Perhaps, first of all, He strengthens us through our belief in this promise: we can be content through Christ. It is a promise, and we ought to trust in it as one. When I’m lying in bed wondering how on earth I can do it, I can go back to the promise: Christ strengthens me. In Him, I can find contentment each day. God, today I’m not feeling like I can be the joyful, peaceful, content Christian you’ve made me to be. But you say I can in Christ. Thank you, Lord, for your promise. Thank you that I’m not alone in this struggle. When I replace my bored or hopeless thoughts with God’s promises, I begin to find strength flowing back into me. Already I’m feeling a little better.
Discontentment is largely a result of (often unintentional) blindness to the good gifts God has already given. I’m surrounded by His blessings every day, even in times of immense hardship. There’s a reason the Bible reminds us over and over and over again to give thanks: 1) we tend to forget to do this, and 2) there are always things to be thankful for! If I take time to count just my material blessings, I find the list quite long. And none of that holds a candle to the spiritual blessings God has given me through Christ! Forgiveness, adoption, deliverance from death and sin, reconciliation with himself, empowerment by his Holy Spirit, purpose, unconditional love… and that’s just the shortlist. Reflecting on God’s blessings is the greatest enemy of discontentment. I don’t have time to grumble when I’m praising.
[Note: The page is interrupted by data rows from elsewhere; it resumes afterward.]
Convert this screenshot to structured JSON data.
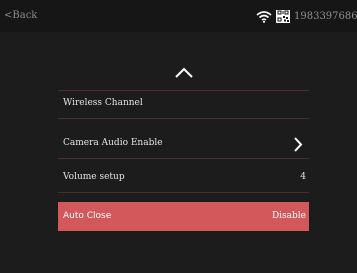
{
  "header": {
    "back_label": "Back",
    "device_id": "1983397686",
    "icons": [
      "wifi-icon",
      "qr-code-icon"
    ]
  },
  "menu": {
    "items": [
      {
        "label": "Wireless Channel",
        "value": ""
      },
      {
        "label": "Camera Audio Enable",
        "value": ""
      },
      {
        "label": "Volume setup",
        "value": "4"
      },
      {
        "label": "Auto Close",
        "value": "Disable"
      }
    ],
    "selected_index": 3
  },
  "colors": {
    "background": "#1c1c1c",
    "selected_row": "#d3585b",
    "divider": "#4a2e32",
    "text": "#e4e4e4"
  }
}
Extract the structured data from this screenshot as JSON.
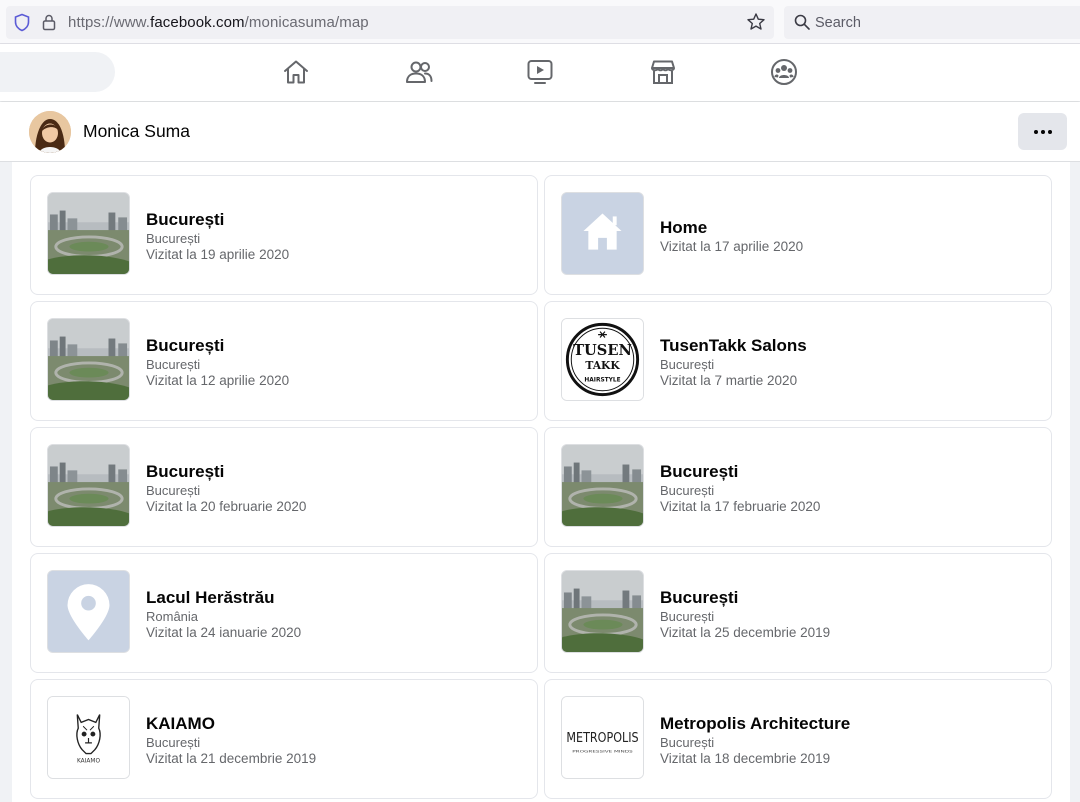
{
  "browser": {
    "url_prefix": "https://www.",
    "url_host": "facebook.com",
    "url_path": "/monicasuma/map",
    "search_placeholder": "Search"
  },
  "fb_nav": {
    "icons": [
      "home-icon",
      "friends-icon",
      "watch-icon",
      "marketplace-icon",
      "groups-icon"
    ]
  },
  "profile": {
    "name": "Monica Suma",
    "more_label": "..."
  },
  "places": [
    {
      "title": "București",
      "subtitle": "București",
      "date": "Vizitat la 19 aprilie 2020",
      "thumb": "city-photo"
    },
    {
      "title": "Home",
      "subtitle": "",
      "date": "Vizitat la 17 aprilie 2020",
      "thumb": "home-placeholder"
    },
    {
      "title": "București",
      "subtitle": "București",
      "date": "Vizitat la 12 aprilie 2020",
      "thumb": "city-photo"
    },
    {
      "title": "TusenTakk Salons",
      "subtitle": "București",
      "date": "Vizitat la 7 martie 2020",
      "thumb": "tusentakk-logo"
    },
    {
      "title": "București",
      "subtitle": "București",
      "date": "Vizitat la 20 februarie 2020",
      "thumb": "city-photo"
    },
    {
      "title": "București",
      "subtitle": "București",
      "date": "Vizitat la 17 februarie 2020",
      "thumb": "city-photo"
    },
    {
      "title": "Lacul Herăstrău",
      "subtitle": "România",
      "date": "Vizitat la 24 ianuarie 2020",
      "thumb": "pin-placeholder"
    },
    {
      "title": "București",
      "subtitle": "București",
      "date": "Vizitat la 25 decembrie 2019",
      "thumb": "city-photo"
    },
    {
      "title": "KAIAMO",
      "subtitle": "București",
      "date": "Vizitat la 21 decembrie 2019",
      "thumb": "kaiamo-logo"
    },
    {
      "title": "Metropolis Architecture",
      "subtitle": "București",
      "date": "Vizitat la 18 decembrie 2019",
      "thumb": "metropolis-logo"
    }
  ],
  "logo_text": {
    "tusen": "TUSEN",
    "takk": "TAKK",
    "hairstyle": "HAIRSTYLE",
    "kaiamo": "KAIAMO",
    "metropolis": "METROPOLIS",
    "metropolis_tag": "PROGRESSIVE MINDS"
  },
  "colors": {
    "placeholder_bg": "#c9d3e3",
    "nav_icon": "#65676b"
  }
}
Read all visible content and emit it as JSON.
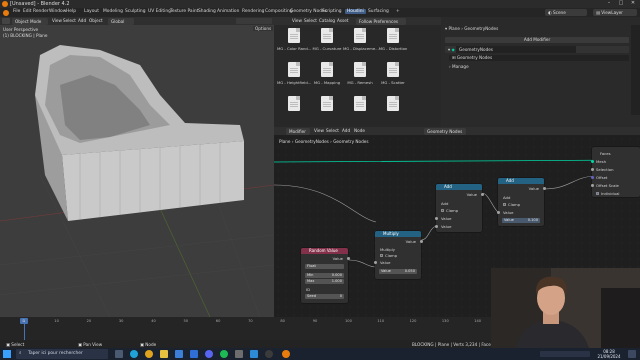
{
  "window": {
    "title": "[Unsaved] - Blender 4.2"
  },
  "menubar": {
    "items": [
      "File",
      "Edit",
      "Render",
      "Window",
      "Help"
    ],
    "workspaces": [
      "Layout",
      "Modeling",
      "Sculpting",
      "UV Editing",
      "Texture Paint",
      "Shading",
      "Animation",
      "Rendering",
      "Compositing",
      "Geometry Nodes",
      "Scripting",
      "Houdini",
      "Surfacing"
    ],
    "active_workspace": "Houdini",
    "scene": "Scene",
    "view_layer": "ViewLayer"
  },
  "viewport": {
    "mode": "Object Mode",
    "menu": [
      "View",
      "Select",
      "Add",
      "Object"
    ],
    "transform": "Global",
    "options": "Options",
    "info_line1": "User Perspective",
    "info_line2": "(1) BLOCKING | Plane"
  },
  "filebrowser": {
    "menu": [
      "View",
      "Select",
      "Catalog",
      "Asset"
    ],
    "library": "Follow Preferences",
    "files": [
      {
        "name": "MG - Color Rand..."
      },
      {
        "name": "MG - Curvature"
      },
      {
        "name": "MG - Displaceme..."
      },
      {
        "name": "MG - Distortion"
      },
      {
        "name": "MG - Heightfield..."
      },
      {
        "name": "MG - Mapping"
      },
      {
        "name": "MG - Remesh"
      },
      {
        "name": "MG - Scatter"
      },
      {
        "name": ""
      },
      {
        "name": ""
      },
      {
        "name": ""
      },
      {
        "name": ""
      }
    ]
  },
  "properties": {
    "breadcrumb": [
      "Plane",
      "GeometryNodes"
    ],
    "add_modifier": "Add Modifier",
    "modifier_name": "GeometryNodes",
    "node_group": "Geometry Nodes",
    "manage": "Manage"
  },
  "nodeeditor": {
    "editor_type": "Modifier",
    "menu": [
      "View",
      "Select",
      "Add",
      "Node"
    ],
    "tree_name": "Geometry Nodes",
    "breadcrumb": [
      "Plane",
      "GeometryNodes",
      "Geometry Nodes"
    ],
    "nodes": {
      "random": {
        "title": "Random Value",
        "out_value": "Value",
        "type": "Float",
        "min_label": "Min",
        "min_value": "0.000",
        "max_label": "Max",
        "max_value": "1.000",
        "id_label": "ID",
        "seed_label": "Seed",
        "seed_value": "0"
      },
      "multiply": {
        "title": "Multiply",
        "out_value": "Value",
        "operation": "Multiply",
        "clamp": "Clamp",
        "in_value": "Value",
        "field_label": "Value",
        "field_value": "0.050"
      },
      "add1": {
        "title": "Add",
        "out_value": "Value",
        "operation": "Add",
        "clamp": "Clamp",
        "in_value1": "Value",
        "in_value2": "Value"
      },
      "add2": {
        "title": "Add",
        "out_value": "Value",
        "operation": "Add",
        "clamp": "Clamp",
        "in_value": "Value",
        "field_label": "Value",
        "field_value": "0.100"
      },
      "set_position": {
        "title": "Faces",
        "rows": [
          "Mesh",
          "Selection",
          "Offset",
          "Offset Scale",
          "Individual"
        ]
      }
    }
  },
  "timeline": {
    "frame_ticks": [
      "0",
      "10",
      "20",
      "30",
      "40",
      "50",
      "60",
      "70",
      "80",
      "90",
      "100",
      "110",
      "120",
      "130",
      "140",
      "150",
      "160",
      "170",
      "180"
    ],
    "current_frame": "1"
  },
  "statusbar": {
    "items": [
      "Select",
      "Pan View",
      "Node"
    ],
    "right": "BLOCKING | Plane | Verts 3,234 | Faces 2,3"
  },
  "taskbar": {
    "search_placeholder": "Taper ici pour rechercher",
    "time": "08:28",
    "date": "21/09/2024"
  }
}
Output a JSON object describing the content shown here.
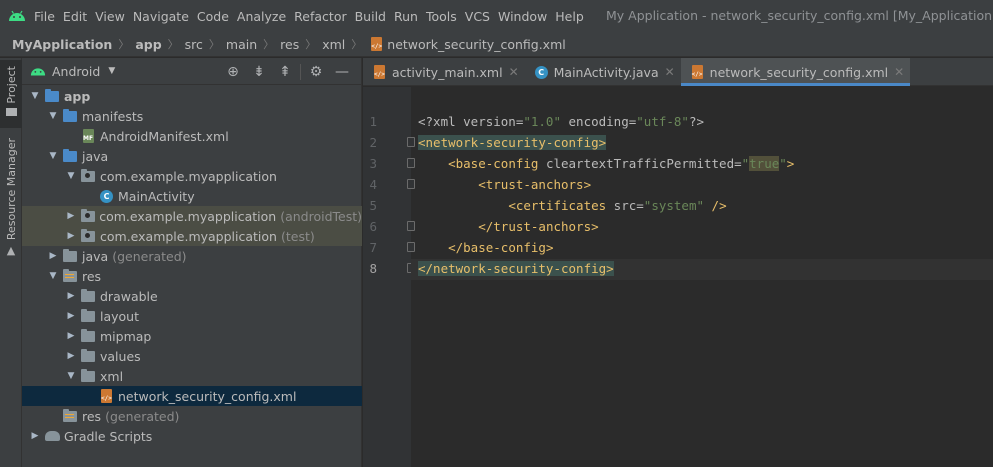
{
  "menu": {
    "items": [
      "File",
      "Edit",
      "View",
      "Navigate",
      "Code",
      "Analyze",
      "Refactor",
      "Build",
      "Run",
      "Tools",
      "VCS",
      "Window",
      "Help"
    ],
    "window_title": "My Application - network_security_config.xml [My_Application.app]"
  },
  "breadcrumb": [
    "MyApplication",
    "app",
    "src",
    "main",
    "res",
    "xml",
    "network_security_config.xml"
  ],
  "toolstripe": {
    "project_label": "Project",
    "resource_manager_label": "Resource Manager"
  },
  "project_panel": {
    "view_mode": "Android"
  },
  "tree": {
    "app": "app",
    "manifests": "manifests",
    "android_manifest": "AndroidManifest.xml",
    "java": "java",
    "pkg_main": "com.example.myapplication",
    "main_activity": "MainActivity",
    "pkg_android_test": "com.example.myapplication",
    "pkg_android_test_suffix": "(androidTest)",
    "pkg_test": "com.example.myapplication",
    "pkg_test_suffix": "(test)",
    "java_generated": "java",
    "java_generated_suffix": "(generated)",
    "res": "res",
    "drawable": "drawable",
    "layout": "layout",
    "mipmap": "mipmap",
    "values": "values",
    "xml": "xml",
    "nsc_file": "network_security_config.xml",
    "res_generated": "res",
    "res_generated_suffix": "(generated)",
    "gradle_scripts": "Gradle Scripts"
  },
  "tabs": [
    {
      "label": "activity_main.xml",
      "icon": "xml-file-icon"
    },
    {
      "label": "MainActivity.java",
      "icon": "class-icon"
    },
    {
      "label": "network_security_config.xml",
      "icon": "xml-file-icon",
      "active": true
    }
  ],
  "editor": {
    "line_numbers": [
      "1",
      "2",
      "3",
      "4",
      "5",
      "6",
      "7",
      "8"
    ],
    "current_line": "8",
    "code": {
      "l1_a": "<?xml version=",
      "l1_b": "\"1.0\"",
      "l1_c": " encoding=",
      "l1_d": "\"utf-8\"",
      "l1_e": "?>",
      "l2": "<network-security-config>",
      "l3_indent": "    ",
      "l3_tag": "<base-config",
      "l3_attr": " cleartextTrafficPermitted=",
      "l3_q1": "\"",
      "l3_val": "true",
      "l3_q2": "\"",
      "l3_end": ">",
      "l4_indent": "        ",
      "l4_tag": "<trust-anchors>",
      "l5_indent": "            ",
      "l5_tag": "<certificates",
      "l5_attr": " src=",
      "l5_val": "\"system\"",
      "l5_end": " />",
      "l6_indent": "        ",
      "l6_tag": "</trust-anchors>",
      "l7_indent": "    ",
      "l7_tag": "</base-config>",
      "l8": "</network-security-config>"
    }
  },
  "colors": {
    "menubar_bg": "#3c3f41",
    "editor_bg": "#2b2b2b",
    "xml_tag": "#e8bf6a",
    "xml_value": "#6a8759",
    "active_tab_underline": "#4a88c7",
    "selection_bg": "#0d293e"
  }
}
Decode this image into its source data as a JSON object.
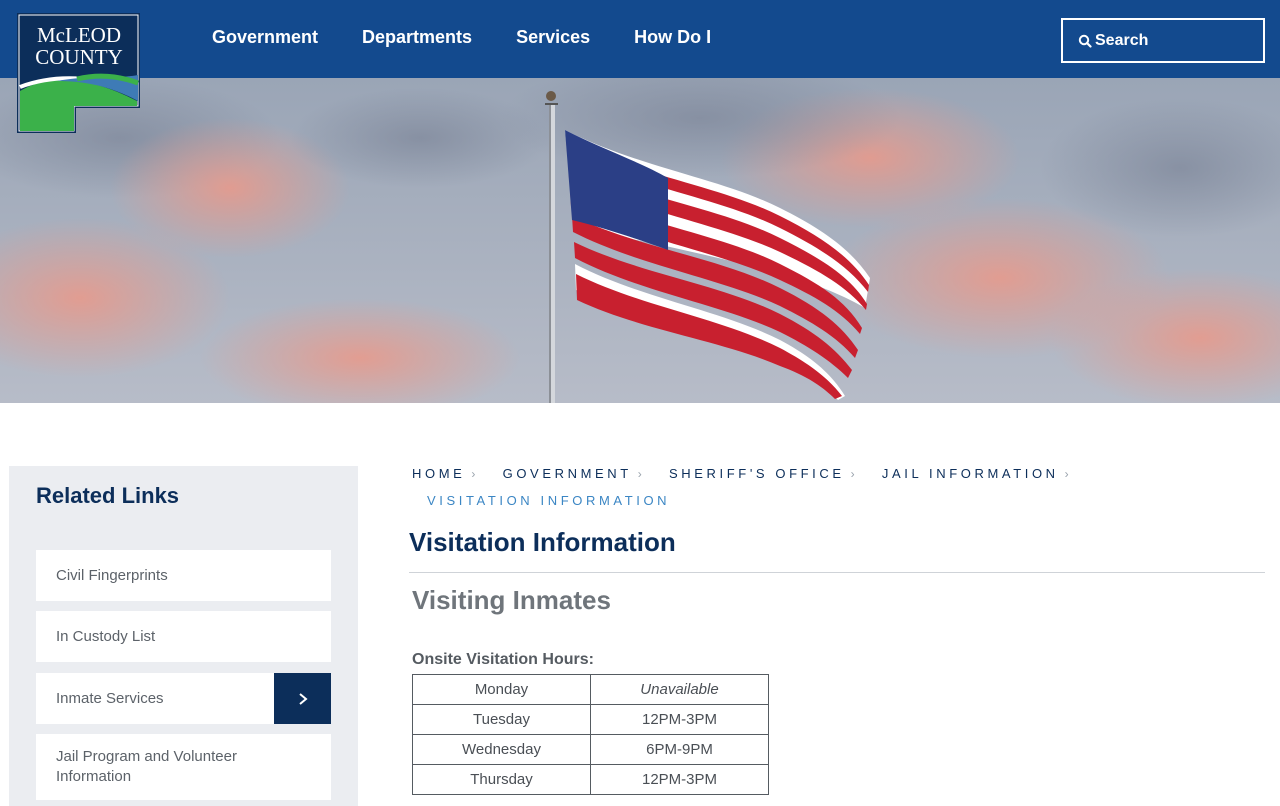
{
  "header": {
    "logo": {
      "line1": "McLEOD",
      "line2": "COUNTY"
    },
    "nav": [
      {
        "label": "Government"
      },
      {
        "label": "Departments"
      },
      {
        "label": "Services"
      },
      {
        "label": "How Do I"
      }
    ],
    "search": {
      "label": "Search",
      "icon": "search-icon"
    }
  },
  "colors": {
    "header_bg": "#134a8e",
    "brand_dark": "#0c2e5a",
    "breadcrumb_current": "#3b86c4",
    "sidebar_bg": "#ebedf1"
  },
  "sidebar": {
    "title": "Related Links",
    "items": [
      {
        "label": "Civil Fingerprints"
      },
      {
        "label": "In Custody List"
      },
      {
        "label": "Inmate Services",
        "has_arrow": true
      },
      {
        "label": "Jail Program and Volunteer Information"
      }
    ]
  },
  "breadcrumb": {
    "items": [
      {
        "label": "HOME"
      },
      {
        "label": "GOVERNMENT"
      },
      {
        "label": "SHERIFF'S OFFICE"
      },
      {
        "label": "JAIL INFORMATION"
      }
    ],
    "current": "VISITATION INFORMATION"
  },
  "main": {
    "title": "Visitation Information",
    "subtitle": "Visiting Inmates",
    "hours_label": "Onsite Visitation Hours:",
    "hours": [
      {
        "day": "Monday",
        "time": "Unavailable"
      },
      {
        "day": "Tuesday",
        "time": "12PM-3PM"
      },
      {
        "day": "Wednesday",
        "time": "6PM-9PM"
      },
      {
        "day": "Thursday",
        "time": "12PM-3PM"
      }
    ]
  }
}
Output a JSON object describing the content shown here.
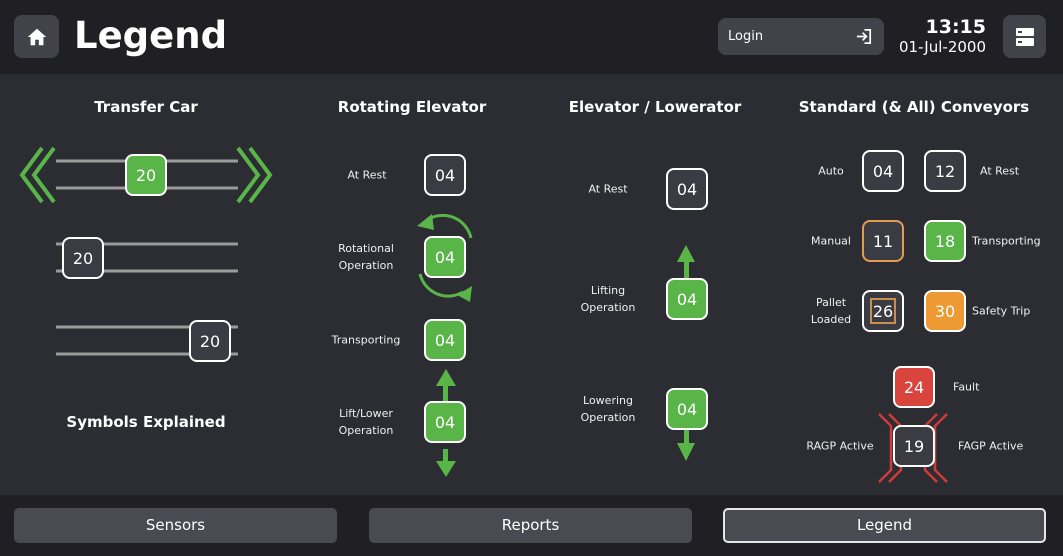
{
  "header": {
    "title": "Legend",
    "login_label": "Login",
    "time": "13:15",
    "date": "01-Jul-2000"
  },
  "sections": {
    "transfer_car": {
      "title": "Transfer Car",
      "tiles": [
        "20",
        "20",
        "20"
      ]
    },
    "symbols_explained": "Symbols Explained",
    "rotating_elevator": {
      "title": "Rotating Elevator",
      "rows": [
        {
          "label": "At Rest",
          "value": "04"
        },
        {
          "label": "Rotational\nOperation",
          "value": "04"
        },
        {
          "label": "Transporting",
          "value": "04"
        },
        {
          "label": "Lift/Lower\nOperation",
          "value": "04"
        }
      ]
    },
    "elevator_lowerator": {
      "title": "Elevator / Lowerator",
      "rows": [
        {
          "label": "At Rest",
          "value": "04"
        },
        {
          "label": "Lifting\nOperation",
          "value": "04"
        },
        {
          "label": "Lowering\nOperation",
          "value": "04"
        }
      ]
    },
    "conveyors": {
      "title": "Standard (& All) Conveyors",
      "auto": {
        "label": "Auto",
        "value": "04"
      },
      "at_rest": {
        "label": "At Rest",
        "value": "12"
      },
      "manual": {
        "label": "Manual",
        "value": "11"
      },
      "transporting": {
        "label": "Transporting",
        "value": "18"
      },
      "pallet_loaded": {
        "label": "Pallet\nLoaded",
        "value": "26"
      },
      "safety_trip": {
        "label": "Safety Trip",
        "value": "30"
      },
      "fault": {
        "label": "Fault",
        "value": "24"
      },
      "ragp": {
        "label": "RAGP Active",
        "value": "19"
      },
      "fagp": {
        "label": "FAGP Active"
      }
    }
  },
  "footer": {
    "sensors": "Sensors",
    "reports": "Reports",
    "legend": "Legend"
  },
  "colors": {
    "green": "#59b548",
    "red": "#d9443d",
    "orange": "#ed9a35",
    "header_bg": "#202024",
    "panel_bg": "#2c2c33"
  }
}
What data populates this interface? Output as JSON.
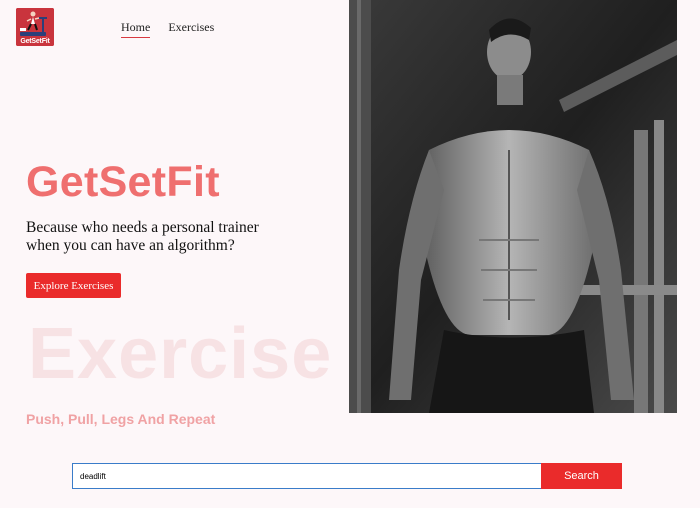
{
  "brand": {
    "logo_text": "GetSetFit",
    "logo_icon": "treadmill-runner-icon",
    "accent_color": "#ea2b2b",
    "title_color": "#ef6f6f"
  },
  "nav": {
    "items": [
      {
        "label": "Home",
        "active": true
      },
      {
        "label": "Exercises",
        "active": false
      }
    ]
  },
  "hero": {
    "title": "GetSetFit",
    "subtitle": "Because who needs a personal trainer when you can have an algorithm?",
    "cta_label": "Explore Exercises",
    "background_word": "Exercise",
    "tagline": "Push, Pull, Legs And Repeat",
    "image_description": "black-and-white photo of shirtless athlete in gym"
  },
  "search": {
    "value": "deadlift",
    "button_label": "Search"
  }
}
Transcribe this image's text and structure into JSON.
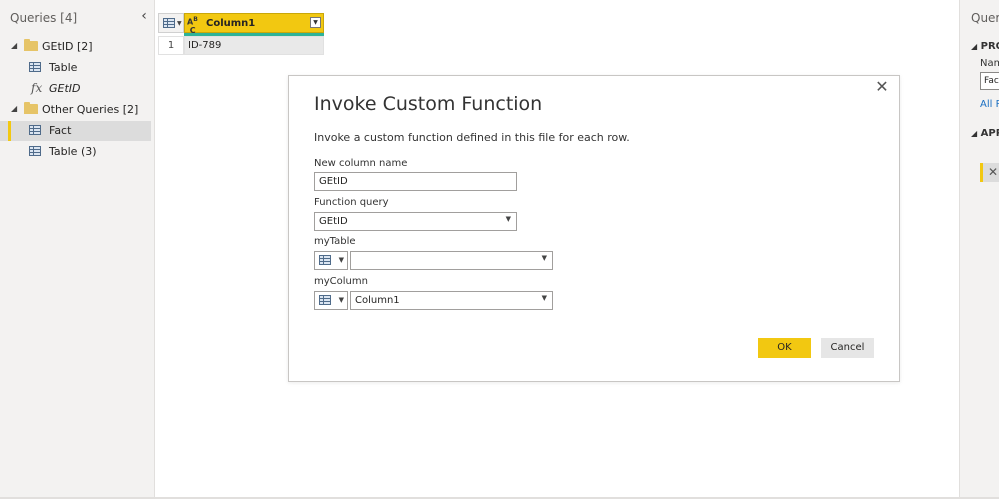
{
  "left_pane": {
    "title": "Queries [4]",
    "groups": [
      {
        "label": "GEtID [2]",
        "items": [
          {
            "label": "Table",
            "icon": "table-icon"
          },
          {
            "label": "GEtID",
            "icon": "fx-icon"
          }
        ]
      },
      {
        "label": "Other Queries [2]",
        "items": [
          {
            "label": "Fact",
            "icon": "table-icon",
            "selected": true
          },
          {
            "label": "Table (3)",
            "icon": "table-icon"
          }
        ]
      }
    ]
  },
  "grid": {
    "column_header": "Column1",
    "rows": [
      {
        "row_number": "1",
        "value": "ID-789"
      }
    ]
  },
  "right_pane": {
    "title": "Query",
    "properties_section": "PRO",
    "name_label": "Nam",
    "name_value": "Fac",
    "all_properties_link": "All P",
    "applied_steps_section": "APP",
    "step_delete_glyph": "✕"
  },
  "dialog": {
    "title": "Invoke Custom Function",
    "description": "Invoke a custom function defined in this file for each row.",
    "new_column_name_label": "New column name",
    "new_column_name_value": "GEtID",
    "function_query_label": "Function query",
    "function_query_value": "GEtID",
    "my_table_label": "myTable",
    "my_table_value": "",
    "my_column_label": "myColumn",
    "my_column_value": "Column1",
    "ok_label": "OK",
    "cancel_label": "Cancel",
    "close_glyph": "✕"
  },
  "colors": {
    "accent_yellow": "#f2c811",
    "header_underline": "#2eb398",
    "link_blue": "#1a6fc2"
  }
}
In the midst of difficulty or boredom, I have to remember God is in control. God promises to work all things “for the good of those who love him” (Romans 8:28). As a Christian, I love God (or at least, I’m starting to). Therefore, God’s working this circumstance for my good. I’m supposed to be right here, right now, and God is working, right here, right now. There’s immense peace to be found in that promise. My circumstances aren’t all wrong. He’s making them right. God’s got me.
One of the best things for me to remember when I’m struggling with discontentment is that God’s primary concern isn’t to make life easy for me. God loves me. He proved it by sending his Son to die for me. And, because he loves me, Scripture tells me he’s doing a good work in me. God’s primary goal for me isn’t to make me comfy and cozy, it’s to make me into what he made me to be: a child of God in Christ’s likeness. Scripture tells us God also builds our character and our endurance into the likeness of Jesus through suffering (Romans 5:3-4) When I’m facing difficulty, I can find hope in the fact that God can work through this very struggle to make me more like Jesus. And who doesn’t want to be like Jesus? He is literally the best person ever. As painful as the process may be, if I get to be like Jesus at the end of it, it’s going to be worth it. So, so worth it. In that, I can rejoice.
These are truths. Truths that are hard to reflect on when you’re already tired and Satan says to just sit in your sadness. This all takes work and prayer, and sometimes it might feel like it doesn’t make a difference. Sometimes our feelings don’t listen to what our mind knows is true. This struggle doesn’t have a quick fix. But God is with us. He is bigger. Bigger than all of it. Even when it feels like He is far away, and even when my emotions make it feel like they are bigger than He is. That’s a lie. He is bigger, He is working, and He is faithful. Forever and ever.
Carlita also offers us a prayer:
Lord God, thank you that you’re in control, right here and right now. Thank you that I can trust you with all the struggles I’m facing. Thank you for your promises, your blessings, your peace, and the work that you’re doing in me. Help me to remember these truths, Lord, even when my flesh cries out that things aren’t right, and that I deserve ease, comfort, and fun. Help me to remember that I naturally pursue death, but that you’ve given me life in Christ. In this knowledge, help me to rejoice. You deserve my praise. Amen.